Sometimes the most valid option is retreat. The Clearwater City Council is expected today to vote to forgo for now signing any contract to install red-light cameras. Given the myriad of legal questions surrounding the money-raising technology across Florida, that's not just prudent. It may well be the most fiscally conservative choice.
In most cities and counties, the decision to install red-light cameras has been wrapped in rhetoric about improving traffic safety and preventing accidents. But in these economic times, they also have become profitmaking schemes for local governments — and legally dubious ones at that.
Defense lawyers have successfully questioned some camera vendors' shoddy chain of evidence practices. Others have undermined the cameras' use by noting the unequal fines between tickets issued by camera systems vs. law enforcement officers.
The result is that some red-light camera systems designed to raise significant revenue are falling far short. That's a double hit on governments. They aren't collecting revenue they'd planned for, and they're scrounging for legal fees. And the Legislature, which considered banning red-light cameras this year, is likely to revisit the issue next year.

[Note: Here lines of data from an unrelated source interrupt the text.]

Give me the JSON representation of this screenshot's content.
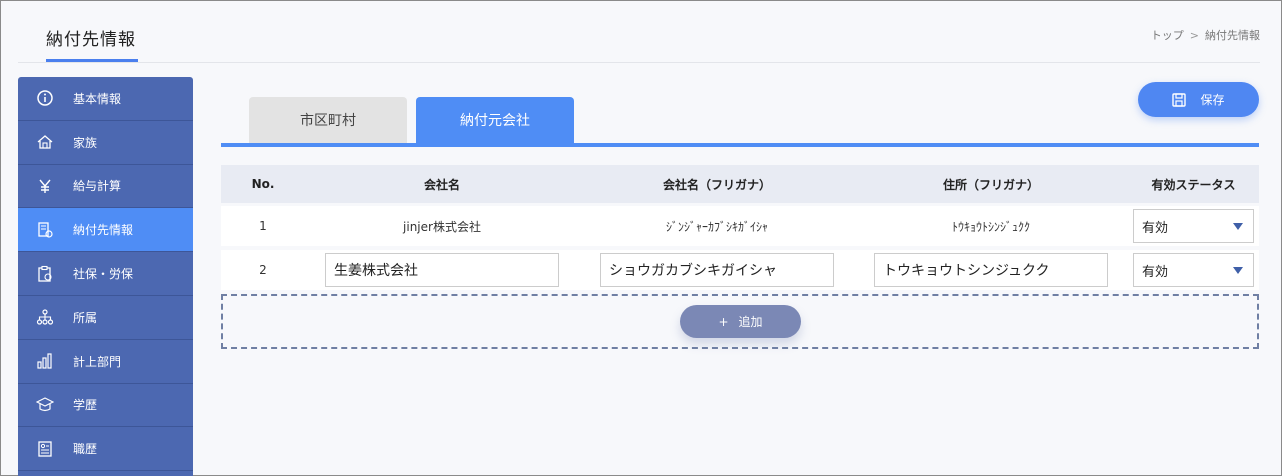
{
  "page": {
    "title": "納付先情報",
    "breadcrumb": {
      "home": "トップ",
      "separator": ">",
      "current": "納付先情報"
    }
  },
  "sidebar": {
    "items": [
      {
        "label": "基本情報",
        "icon": "info-icon",
        "active": false
      },
      {
        "label": "家族",
        "icon": "house-icon",
        "active": false
      },
      {
        "label": "給与計算",
        "icon": "yen-icon",
        "active": false
      },
      {
        "label": "納付先情報",
        "icon": "document-money-icon",
        "active": true
      },
      {
        "label": "社保・労保",
        "icon": "clipboard-icon",
        "active": false
      },
      {
        "label": "所属",
        "icon": "org-chart-icon",
        "active": false
      },
      {
        "label": "計上部門",
        "icon": "bar-chart-icon",
        "active": false
      },
      {
        "label": "学歴",
        "icon": "graduation-cap-icon",
        "active": false
      },
      {
        "label": "職歴",
        "icon": "resume-icon",
        "active": false
      }
    ]
  },
  "toolbar": {
    "save_label": "保存",
    "save_icon": "floppy-disk-icon"
  },
  "tabs": [
    {
      "label": "市区町村",
      "active": false
    },
    {
      "label": "納付元会社",
      "active": true
    }
  ],
  "table": {
    "headers": [
      "No.",
      "会社名",
      "会社名（フリガナ）",
      "住所（フリガナ）",
      "有効ステータス"
    ],
    "rows": [
      {
        "no": "1",
        "company": "jinjer株式会社",
        "company_kana": "ｼﾞﾝｼﾞｬｰｶﾌﾞｼｷｶﾞｲｼｬ",
        "address_kana": "ﾄｳｷｮｳﾄｼﾝｼﾞｭｸｸ",
        "status": "有効"
      },
      {
        "no": "2",
        "company": "生姜株式会社",
        "company_kana": "ショウガカブシキガイシャ",
        "address_kana": "トウキョウトシンジュクク",
        "status": "有効"
      }
    ]
  },
  "add_button": {
    "label": "追加",
    "icon": "plus-icon"
  },
  "colors": {
    "accent": "#4f8df5",
    "sidebar": "#4c68b1",
    "add_button": "#7b88b5"
  }
}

Clearwater — unlike some other Tampa Bay communities — has decided to just wait to see what happens. How refreshingly pragmatic.